I can tell you like directing.
I’ve been directing since I was 3. First it was the teddy bears. Then it was the neighbor kids. Then it was the kids in the church.
What’s the status of your plan to start a livestream company?
My livestream company project is very much underway. It’s ambitious, but I think I can do it. I think I can help artists build a platform very similar to mine where everything lives there. We are driving all the traffic to our socials, to our chat rooms, to our merchandise, and to our art, whether it’s performance art or comedy or visual art or fashion. We don’t have to abandon our other social media outlets, but we can incorporate them into our worlds and in ways that make it very easy for the user.
I’m also trying to convince the user or the audience that it’s OK to pay the artist directly. Because they’re so used to using the streaming services to do that, and we only get pennies [from the services]. But we’re also living in an era where capitalism is one of the enemies.
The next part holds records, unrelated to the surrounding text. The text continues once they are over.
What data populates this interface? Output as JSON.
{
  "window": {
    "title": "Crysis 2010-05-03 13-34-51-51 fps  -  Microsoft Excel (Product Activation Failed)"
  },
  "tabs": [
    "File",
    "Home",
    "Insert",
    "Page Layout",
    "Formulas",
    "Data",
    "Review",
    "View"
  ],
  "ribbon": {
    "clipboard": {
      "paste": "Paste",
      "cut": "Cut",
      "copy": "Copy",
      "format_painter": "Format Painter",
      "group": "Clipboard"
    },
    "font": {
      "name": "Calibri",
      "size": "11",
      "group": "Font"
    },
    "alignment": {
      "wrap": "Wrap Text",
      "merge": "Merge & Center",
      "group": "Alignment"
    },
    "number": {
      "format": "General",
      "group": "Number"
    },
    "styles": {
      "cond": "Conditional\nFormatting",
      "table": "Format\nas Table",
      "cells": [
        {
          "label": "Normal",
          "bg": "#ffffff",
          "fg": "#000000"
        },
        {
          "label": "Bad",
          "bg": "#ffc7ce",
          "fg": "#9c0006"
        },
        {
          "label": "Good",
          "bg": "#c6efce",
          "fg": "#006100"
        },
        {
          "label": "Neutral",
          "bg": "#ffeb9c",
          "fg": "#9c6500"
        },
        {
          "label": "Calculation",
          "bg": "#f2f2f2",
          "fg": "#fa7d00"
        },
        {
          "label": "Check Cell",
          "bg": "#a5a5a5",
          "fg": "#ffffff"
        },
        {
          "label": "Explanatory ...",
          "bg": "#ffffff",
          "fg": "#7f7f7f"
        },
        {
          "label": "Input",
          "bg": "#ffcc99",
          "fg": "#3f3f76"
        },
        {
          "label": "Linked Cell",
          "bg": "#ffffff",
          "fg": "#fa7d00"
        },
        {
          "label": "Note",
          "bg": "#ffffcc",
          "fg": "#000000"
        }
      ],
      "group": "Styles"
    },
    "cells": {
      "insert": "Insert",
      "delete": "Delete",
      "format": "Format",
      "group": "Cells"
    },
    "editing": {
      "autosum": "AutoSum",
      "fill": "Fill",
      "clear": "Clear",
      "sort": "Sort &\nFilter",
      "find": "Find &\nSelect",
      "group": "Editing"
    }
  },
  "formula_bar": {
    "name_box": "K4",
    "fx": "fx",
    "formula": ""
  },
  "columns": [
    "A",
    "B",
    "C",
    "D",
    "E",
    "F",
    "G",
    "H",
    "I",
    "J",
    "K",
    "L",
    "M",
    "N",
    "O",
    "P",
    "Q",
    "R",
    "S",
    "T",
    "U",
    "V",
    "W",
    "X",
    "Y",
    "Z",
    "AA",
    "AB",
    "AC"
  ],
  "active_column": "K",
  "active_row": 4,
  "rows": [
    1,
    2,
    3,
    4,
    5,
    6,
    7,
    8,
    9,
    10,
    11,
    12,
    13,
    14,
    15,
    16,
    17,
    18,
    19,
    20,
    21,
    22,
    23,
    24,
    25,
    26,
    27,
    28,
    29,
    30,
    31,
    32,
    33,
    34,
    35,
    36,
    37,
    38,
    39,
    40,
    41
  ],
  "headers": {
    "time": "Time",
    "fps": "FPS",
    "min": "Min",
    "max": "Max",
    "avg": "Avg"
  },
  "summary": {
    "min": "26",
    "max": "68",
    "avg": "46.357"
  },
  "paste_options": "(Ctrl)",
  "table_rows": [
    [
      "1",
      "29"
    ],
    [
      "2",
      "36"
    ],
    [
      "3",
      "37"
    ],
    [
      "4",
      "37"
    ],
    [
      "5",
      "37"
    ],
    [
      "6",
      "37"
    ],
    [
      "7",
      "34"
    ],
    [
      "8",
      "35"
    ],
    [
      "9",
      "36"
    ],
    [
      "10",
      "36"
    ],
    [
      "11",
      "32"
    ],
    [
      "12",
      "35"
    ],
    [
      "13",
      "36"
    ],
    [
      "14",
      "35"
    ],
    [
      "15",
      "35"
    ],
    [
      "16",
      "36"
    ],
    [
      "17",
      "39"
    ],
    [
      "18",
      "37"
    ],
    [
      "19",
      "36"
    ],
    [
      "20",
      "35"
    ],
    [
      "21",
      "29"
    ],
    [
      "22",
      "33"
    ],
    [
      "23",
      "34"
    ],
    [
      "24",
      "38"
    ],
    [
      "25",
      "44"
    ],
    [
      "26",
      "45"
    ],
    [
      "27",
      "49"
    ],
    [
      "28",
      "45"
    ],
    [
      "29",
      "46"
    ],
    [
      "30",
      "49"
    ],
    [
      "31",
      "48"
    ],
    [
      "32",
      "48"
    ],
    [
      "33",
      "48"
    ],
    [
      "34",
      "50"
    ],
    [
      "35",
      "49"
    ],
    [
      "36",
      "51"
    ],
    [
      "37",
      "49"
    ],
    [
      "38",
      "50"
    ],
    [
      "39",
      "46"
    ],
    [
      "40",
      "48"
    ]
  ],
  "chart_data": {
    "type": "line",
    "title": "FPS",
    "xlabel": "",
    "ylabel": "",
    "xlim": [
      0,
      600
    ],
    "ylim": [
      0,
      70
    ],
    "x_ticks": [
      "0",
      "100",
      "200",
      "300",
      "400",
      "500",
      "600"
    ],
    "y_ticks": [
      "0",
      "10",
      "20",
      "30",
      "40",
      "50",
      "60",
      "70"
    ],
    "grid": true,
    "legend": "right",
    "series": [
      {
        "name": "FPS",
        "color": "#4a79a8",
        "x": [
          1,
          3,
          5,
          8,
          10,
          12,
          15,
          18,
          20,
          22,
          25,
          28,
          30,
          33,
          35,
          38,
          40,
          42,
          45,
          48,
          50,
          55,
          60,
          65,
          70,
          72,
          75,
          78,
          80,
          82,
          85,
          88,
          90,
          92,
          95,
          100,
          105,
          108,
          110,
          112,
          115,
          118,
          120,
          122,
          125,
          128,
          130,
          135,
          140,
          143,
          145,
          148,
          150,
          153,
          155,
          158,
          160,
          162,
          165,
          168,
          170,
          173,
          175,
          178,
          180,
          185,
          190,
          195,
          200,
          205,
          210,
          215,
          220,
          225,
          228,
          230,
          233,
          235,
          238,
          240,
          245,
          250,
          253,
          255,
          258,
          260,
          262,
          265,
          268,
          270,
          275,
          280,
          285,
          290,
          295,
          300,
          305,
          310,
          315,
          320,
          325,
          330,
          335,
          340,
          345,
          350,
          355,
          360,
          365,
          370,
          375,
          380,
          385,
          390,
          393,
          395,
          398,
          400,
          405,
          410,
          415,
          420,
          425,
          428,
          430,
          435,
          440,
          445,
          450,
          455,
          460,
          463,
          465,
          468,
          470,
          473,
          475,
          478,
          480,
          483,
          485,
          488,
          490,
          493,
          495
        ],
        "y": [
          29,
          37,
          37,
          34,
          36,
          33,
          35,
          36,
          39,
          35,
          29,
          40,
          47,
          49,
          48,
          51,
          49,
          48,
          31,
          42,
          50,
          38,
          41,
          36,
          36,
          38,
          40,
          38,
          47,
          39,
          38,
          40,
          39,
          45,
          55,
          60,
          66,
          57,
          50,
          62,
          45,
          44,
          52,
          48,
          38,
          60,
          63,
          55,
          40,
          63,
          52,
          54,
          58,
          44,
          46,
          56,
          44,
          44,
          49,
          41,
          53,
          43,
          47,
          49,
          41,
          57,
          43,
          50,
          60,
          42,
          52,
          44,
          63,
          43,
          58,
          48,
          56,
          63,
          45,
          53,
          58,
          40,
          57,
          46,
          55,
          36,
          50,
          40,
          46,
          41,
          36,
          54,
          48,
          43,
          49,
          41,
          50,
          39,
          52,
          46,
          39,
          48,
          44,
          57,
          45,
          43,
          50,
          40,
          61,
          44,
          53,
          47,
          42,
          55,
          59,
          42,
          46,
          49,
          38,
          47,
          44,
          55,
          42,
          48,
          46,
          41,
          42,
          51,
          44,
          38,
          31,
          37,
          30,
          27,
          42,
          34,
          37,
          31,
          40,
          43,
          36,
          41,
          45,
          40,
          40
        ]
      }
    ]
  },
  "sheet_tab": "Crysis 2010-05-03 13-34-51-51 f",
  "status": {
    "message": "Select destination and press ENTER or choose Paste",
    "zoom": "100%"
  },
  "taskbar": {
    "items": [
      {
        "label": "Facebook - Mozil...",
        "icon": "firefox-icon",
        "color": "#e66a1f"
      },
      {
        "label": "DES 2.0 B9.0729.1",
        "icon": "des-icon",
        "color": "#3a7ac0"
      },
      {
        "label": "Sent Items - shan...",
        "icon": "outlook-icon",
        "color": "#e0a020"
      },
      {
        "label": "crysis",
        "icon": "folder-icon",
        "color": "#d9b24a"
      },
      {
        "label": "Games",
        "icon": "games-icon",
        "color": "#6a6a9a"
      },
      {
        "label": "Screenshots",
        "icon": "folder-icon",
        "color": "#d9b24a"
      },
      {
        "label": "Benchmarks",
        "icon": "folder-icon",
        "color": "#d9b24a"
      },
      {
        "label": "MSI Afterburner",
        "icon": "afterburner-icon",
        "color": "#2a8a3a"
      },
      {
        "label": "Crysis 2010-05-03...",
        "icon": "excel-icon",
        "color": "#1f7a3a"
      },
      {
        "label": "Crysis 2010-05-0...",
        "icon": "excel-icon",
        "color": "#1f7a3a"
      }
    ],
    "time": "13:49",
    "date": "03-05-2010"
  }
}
So you have to be very careful to not become something that you didn’t intend to become.
You’ve said that the minimal fee you were initially charging is not sustainable. Have you landed on a better way to price this?
I’m coming up with that, and I’m coming up also with the energy to be comfortable with that. Maybe a monthly fee is better than a one-time fee. It’s very important for us to be focused and organized right now, and also having places to release feelings of guilt and the feelings of suppression and pain and distance. And a lot of those things are released through music. Just creating the right vibration around the market will help people understand why it’s valuable to us at all.
Credit…Rahim Fortune for The New York Times
Did you make any money from your streamed shows?
I made a little bit more each time. Basically, I just wanted to be able to keep those [staff] people paid, to break even and make sure that I didn’t, you know, make any foolish purchases. And I also wanted to make sure that this model could actually work. Now that I know it can actually work, I know what I need to do to be profitable with it.
Read the full article at New York Times